I don’t like to go nuts on titles as nose-tapping theses for reviews, but I think we can all agree that “Pure Moods” is a fucking great name for a record — an invitation to a real face-melter, if it’s as sarcastic as it sounds. The title’s also very thin ice for any group of Krauty chums who know their latter-day Tangerine Dream and Can. “Pure Moods” is so much more than just a compilation series: it’s like some kind of a creepy axis that sneaks up when Pandora’s left on too long without feedback, that bites the asses of even the artiest. It makes us think of automated nurture, overaged greatness, our parents by Freudian extension. I love me some Enya and Dream Academy on proper occasion, but it’s understandable that that complicit warmth carries a certain dread for most people.
Huzzah to Cave for feeding off that dread. Ostensibly. But what we’ve basically got on this EP is a flatlined version of what came before it — 2009’s still-writhing Psychic Psummer — with a smattering of tricks that can simply no longer fight the groove.
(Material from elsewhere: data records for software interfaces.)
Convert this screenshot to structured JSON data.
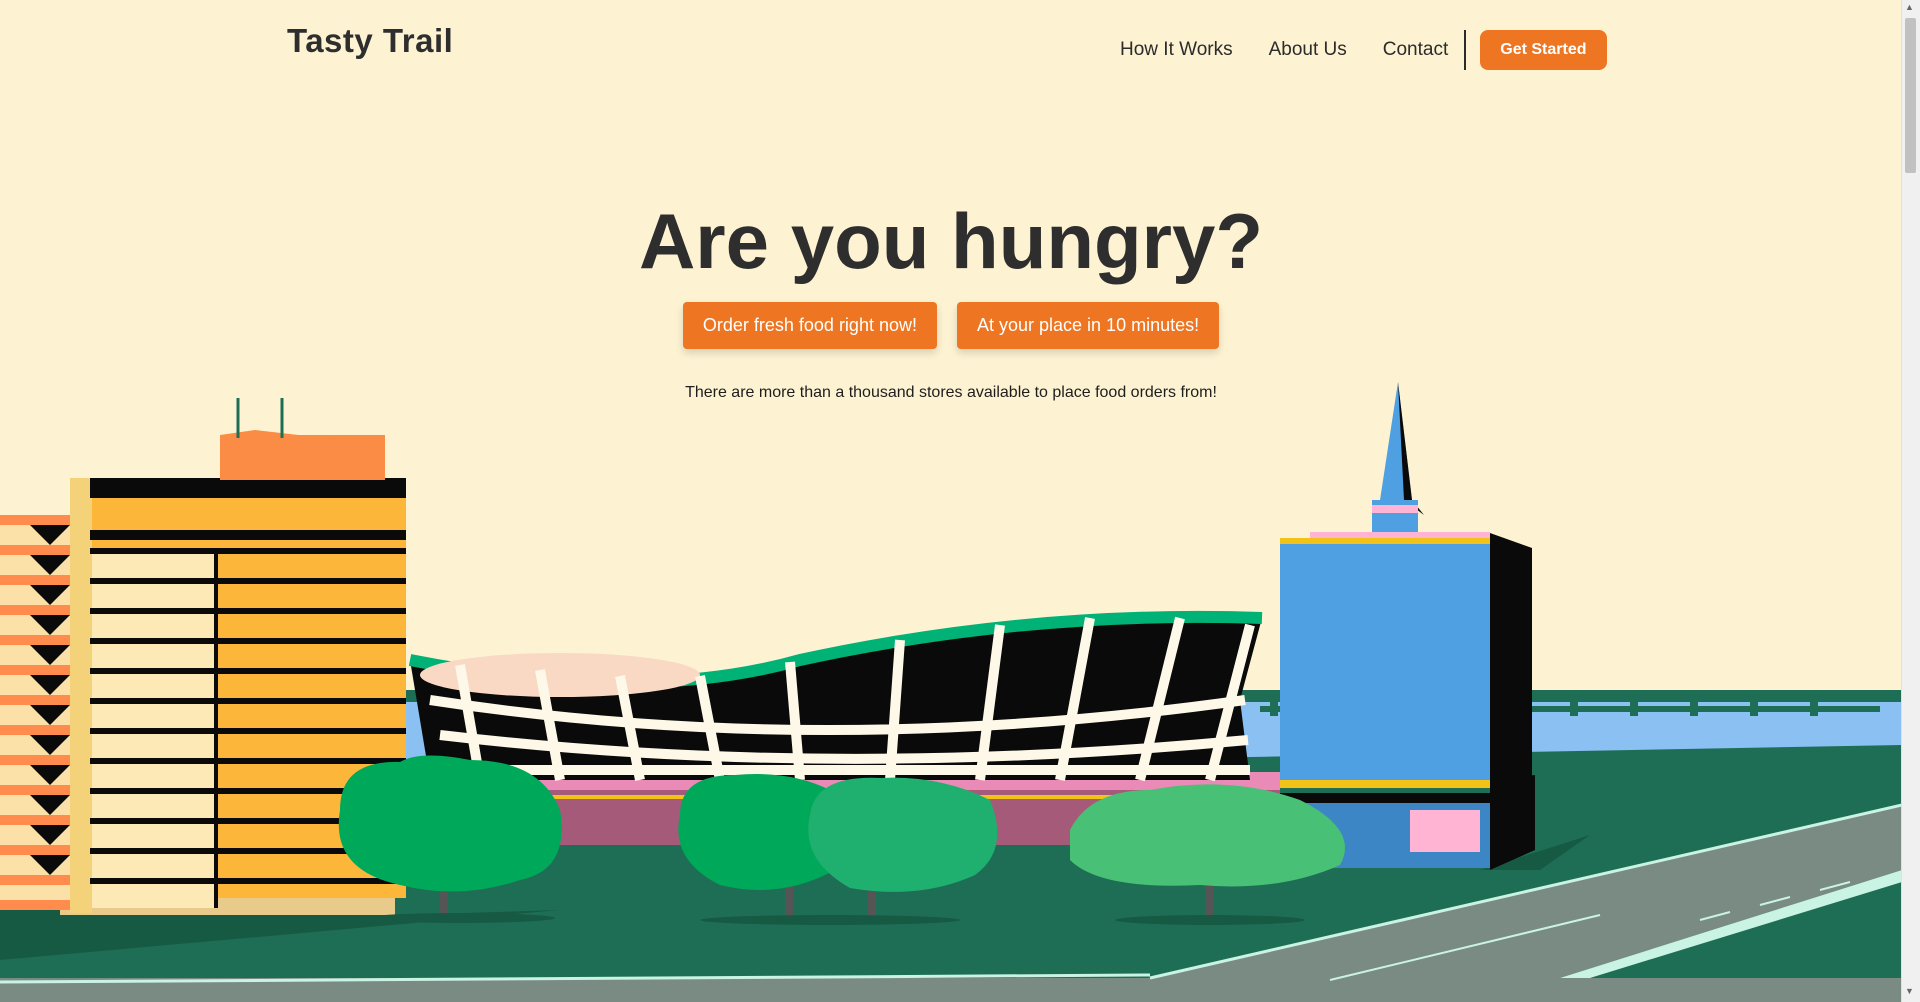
{
  "brand": {
    "name": "Tasty Trail"
  },
  "nav": {
    "items": [
      {
        "label": "How It Works"
      },
      {
        "label": "About Us"
      },
      {
        "label": "Contact"
      }
    ],
    "cta_label": "Get Started"
  },
  "hero": {
    "title": "Are you hungry?",
    "pill_left": "Order fresh food right now!",
    "pill_right": "At your place in 10 minutes!",
    "subtitle": "There are more than a thousand stores available to place food orders from!"
  },
  "colors": {
    "background": "#fdf3d2",
    "accent": "#ee7623",
    "text": "#2e2e2e"
  },
  "icons": {
    "scroll_up": "triangle-up-icon",
    "scroll_down": "triangle-down-icon"
  }
}
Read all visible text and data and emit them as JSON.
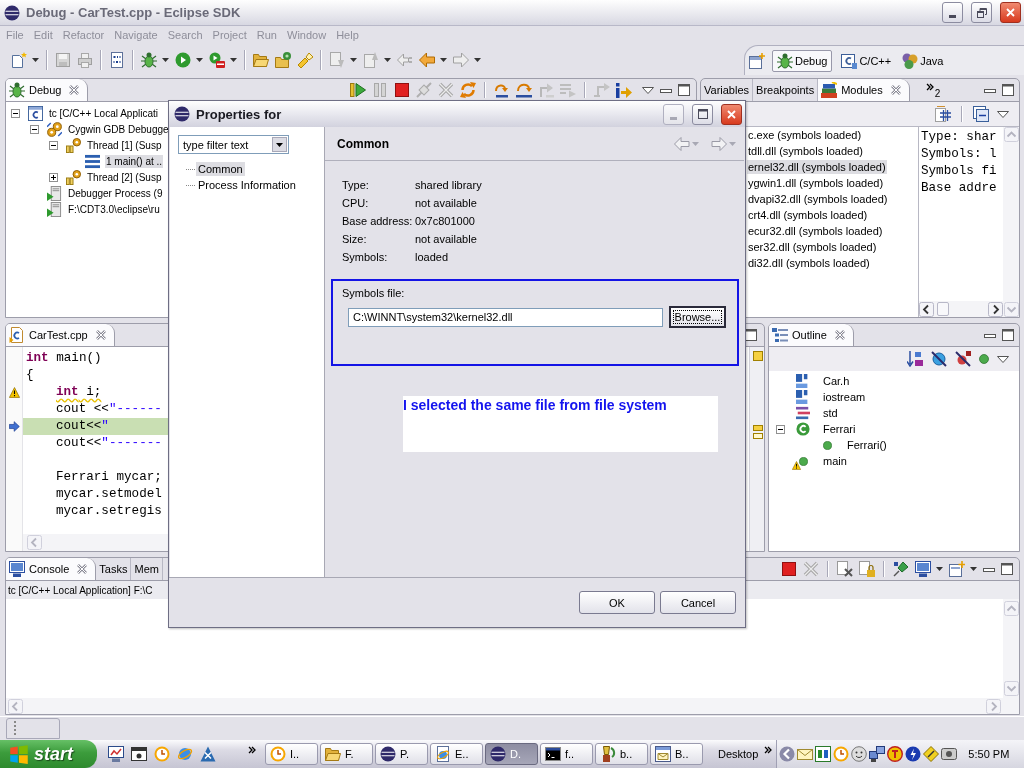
{
  "window": {
    "title": "Debug - CarTest.cpp - Eclipse SDK"
  },
  "menu": [
    {
      "label": "File",
      "disabled": true
    },
    {
      "label": "Edit",
      "disabled": true
    },
    {
      "label": "Refactor",
      "disabled": true
    },
    {
      "label": "Navigate",
      "disabled": true
    },
    {
      "label": "Search",
      "disabled": true
    },
    {
      "label": "Project",
      "disabled": true
    },
    {
      "label": "Run",
      "disabled": true
    },
    {
      "label": "Window",
      "disabled": true
    },
    {
      "label": "Help",
      "disabled": true
    }
  ],
  "perspectives": [
    {
      "label": "Debug",
      "kind": "debug",
      "selected": true
    },
    {
      "label": "C/C++",
      "kind": "cpp",
      "selected": false
    },
    {
      "label": "Java",
      "kind": "java",
      "selected": false
    }
  ],
  "debug_view": {
    "tabs": [
      {
        "label": "Debug",
        "selected": true
      }
    ],
    "tree": [
      {
        "label": "tc [C/C++ Local Applicati",
        "kind": "launch",
        "expanded": true,
        "selected": false,
        "children": [
          {
            "label": "Cygwin GDB Debugge",
            "kind": "debugger",
            "expanded": true,
            "selected": false,
            "children": [
              {
                "label": "Thread [1] (Susp",
                "kind": "thread",
                "expanded": true,
                "selected": false,
                "children": [
                  {
                    "label": "1 main() at ..",
                    "kind": "frame",
                    "selected": true
                  }
                ]
              },
              {
                "label": "Thread [2] (Susp",
                "kind": "thread",
                "expanded": false,
                "selected": false
              }
            ]
          },
          {
            "label": "Debugger Process (9",
            "kind": "process",
            "selected": false
          },
          {
            "label": "F:\\CDT3.0\\eclipse\\ru",
            "kind": "process",
            "selected": false
          }
        ]
      }
    ]
  },
  "modules_view": {
    "tabs": [
      {
        "label": "Variables",
        "selected": false
      },
      {
        "label": "Breakpoints",
        "selected": false
      },
      {
        "label": "Modules",
        "selected": true
      }
    ],
    "overflow_count": "2",
    "modules": [
      {
        "label": "c.exe (symbols loaded)",
        "selected": false
      },
      {
        "label": "tdll.dll (symbols loaded)",
        "selected": false
      },
      {
        "label": "ernel32.dll (symbols loaded)",
        "selected": true
      },
      {
        "label": "ygwin1.dll (symbols loaded)",
        "selected": false
      },
      {
        "label": "dvapi32.dll (symbols loaded)",
        "selected": false
      },
      {
        "label": "crt4.dll (symbols loaded)",
        "selected": false
      },
      {
        "label": "ecur32.dll (symbols loaded)",
        "selected": false
      },
      {
        "label": "ser32.dll (symbols loaded)",
        "selected": false
      },
      {
        "label": "di32.dll (symbols loaded)",
        "selected": false
      }
    ],
    "details": [
      "Type: shar",
      "Symbols: l",
      "Symbols fi",
      "Base addre"
    ]
  },
  "editor": {
    "tabs": [
      {
        "label": "CarTest.cpp",
        "selected": true
      }
    ],
    "lines": [
      {
        "kind": "code",
        "tokens": [
          {
            "text": "int",
            "kind": "keyword"
          },
          {
            "text": " main()",
            "kind": "plain"
          }
        ],
        "indented": false,
        "warning": false,
        "current": false
      },
      {
        "kind": "code",
        "tokens": [
          {
            "text": "{",
            "kind": "plain"
          }
        ],
        "indented": false,
        "warning": false,
        "current": false
      },
      {
        "kind": "code",
        "tokens": [
          {
            "text": "int",
            "kind": "keyword"
          },
          {
            "text": " i;",
            "kind": "plain"
          }
        ],
        "indented": true,
        "warning": true,
        "current": false
      },
      {
        "kind": "code",
        "tokens": [
          {
            "text": "cout <<",
            "kind": "plain"
          },
          {
            "text": "\"------",
            "kind": "string"
          }
        ],
        "indented": true,
        "warning": false,
        "current": false
      },
      {
        "kind": "code",
        "tokens": [
          {
            "text": "cout<<",
            "kind": "plain"
          },
          {
            "text": "\"",
            "kind": "string"
          }
        ],
        "indented": true,
        "warning": false,
        "current": true
      },
      {
        "kind": "code",
        "tokens": [
          {
            "text": "cout<<",
            "kind": "plain"
          },
          {
            "text": "\"-------",
            "kind": "string"
          }
        ],
        "indented": true,
        "warning": false,
        "current": false
      },
      {
        "kind": "blank"
      },
      {
        "kind": "code",
        "tokens": [
          {
            "text": "Ferrari mycar;",
            "kind": "plain"
          }
        ],
        "indented": true,
        "warning": false,
        "current": false
      },
      {
        "kind": "code",
        "tokens": [
          {
            "text": "mycar.setmodel",
            "kind": "plain"
          }
        ],
        "indented": true,
        "warning": false,
        "current": false
      },
      {
        "kind": "code",
        "tokens": [
          {
            "text": "mycar.setregis",
            "kind": "plain"
          }
        ],
        "indented": true,
        "warning": false,
        "current": false
      }
    ]
  },
  "outline": {
    "tabs": [
      {
        "label": "Outline",
        "selected": true
      }
    ],
    "tree": [
      {
        "label": "Car.h",
        "kind": "include",
        "warning": false,
        "selected": false
      },
      {
        "label": "iostream",
        "kind": "include",
        "warning": false,
        "selected": false
      },
      {
        "label": "std",
        "kind": "namespace",
        "warning": false,
        "selected": false
      },
      {
        "label": "Ferrari",
        "kind": "class",
        "expanded": true,
        "warning": false,
        "selected": false,
        "children": [
          {
            "label": "Ferrari()",
            "kind": "method",
            "warning": false,
            "selected": false
          }
        ]
      },
      {
        "label": "main",
        "kind": "function",
        "warning": true,
        "selected": false
      }
    ]
  },
  "console": {
    "tabs": [
      {
        "label": "Console",
        "selected": true
      },
      {
        "label": "Tasks",
        "selected": false
      },
      {
        "label": "Mem",
        "selected": false
      }
    ],
    "process_label": "tc [C/C++ Local Application] F:\\C"
  },
  "dialog": {
    "title": "Properties for",
    "filter": {
      "value": "type filter text"
    },
    "pages": [
      {
        "label": "Common",
        "selected": true
      },
      {
        "label": "Process Information",
        "selected": false
      }
    ],
    "page_title": "Common",
    "properties": [
      {
        "label": "Type:",
        "value": "shared library"
      },
      {
        "label": "CPU:",
        "value": "not available"
      },
      {
        "label": "Base address:",
        "value": "0x7c801000"
      },
      {
        "label": "Size:",
        "value": "not available"
      },
      {
        "label": "Symbols:",
        "value": "loaded"
      }
    ],
    "symbols_file": {
      "label": "Symbols file:",
      "value": "C:\\WINNT\\system32\\kernel32.dll",
      "button": "Browse..."
    },
    "buttons": [
      {
        "label": "OK"
      },
      {
        "label": "Cancel"
      }
    ]
  },
  "annotation": {
    "text": "I selected the same file from file system"
  },
  "taskbar": {
    "start": "start",
    "tasks": [
      {
        "label": "I..",
        "kind": "clock",
        "selected": false
      },
      {
        "label": "F.",
        "kind": "folder",
        "selected": false
      },
      {
        "label": "P.",
        "kind": "eclipse",
        "selected": false
      },
      {
        "label": "E..",
        "kind": "browser",
        "selected": false
      },
      {
        "label": "D.",
        "kind": "eclipse",
        "selected": true
      },
      {
        "label": "f..",
        "kind": "console",
        "selected": false
      },
      {
        "label": "b..",
        "kind": "paint",
        "selected": false
      },
      {
        "label": "B..",
        "kind": "mail",
        "selected": false
      }
    ],
    "toolbar_label": "Desktop",
    "clock": "5:50 PM"
  }
}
And it’s a mightily sick groove, folks, but if you thought they were going to up the ante with a cheeky title like Pure Moods, keep listeners on their toes or whatnot, you’ll be surprised to find that Cave are progressing almost exactly as you’d expect them to. That is, they like to get together and play — Kraut revival’s dirty little secret is that its constituents are basically socially-sanctioned jam bands — and if they decide to put it to tape every once in a while like they did here, they’ll have stumbled upon a ‘career.’ The throb is resignedly samey compared to the spazzy Oneida shit they had going last year, and the sonic density takes a backseat to cleaner instruments of melody. What fucking melody? I’m asking. Isn’t that the point? The jazz-guitar and lite-prog synths don’t do much to drown me out.
Which is why the eerie vocal monotone of “Teenager,” for example, is so much more successful when it first rises out of the mix than when it strays into barkier post-punk territory: it actually seems to be messing with your head. Speaking of “Teenager,” I know these guys are instrumental by reputation, but it still nags me that the lyrics here get piled onto such a stale cultural lexicon while adding as little (“grow grow grow”; “show show show”) as possible — like, they wanted to write a song about a teenager, but the entire history of pop music has done all the work for them. “Teenager”: that’s all they have left to say, and they do, every two bars. Despite being like clockwork, I can’t help but admit that it serves its head-bobbing function, and I couldn’t be happier if any permutation of this stuff hit it big. Yet by the end of finale “Brigitte’s Trip (White Light/White Jazz),” which ducks out into ambience five minutes early and makes the vinyl-only (total gimmick by the way — this stuff disappoints ritual and flatters shuffle) EP feel even shorter than it is, one can’t help but feel like one has strolled into and out of a jam session. Pure Moods is neat in passing, but once you’ve exited there’s no real reason to turn back. ’Cause nothing says the long haul like inertia.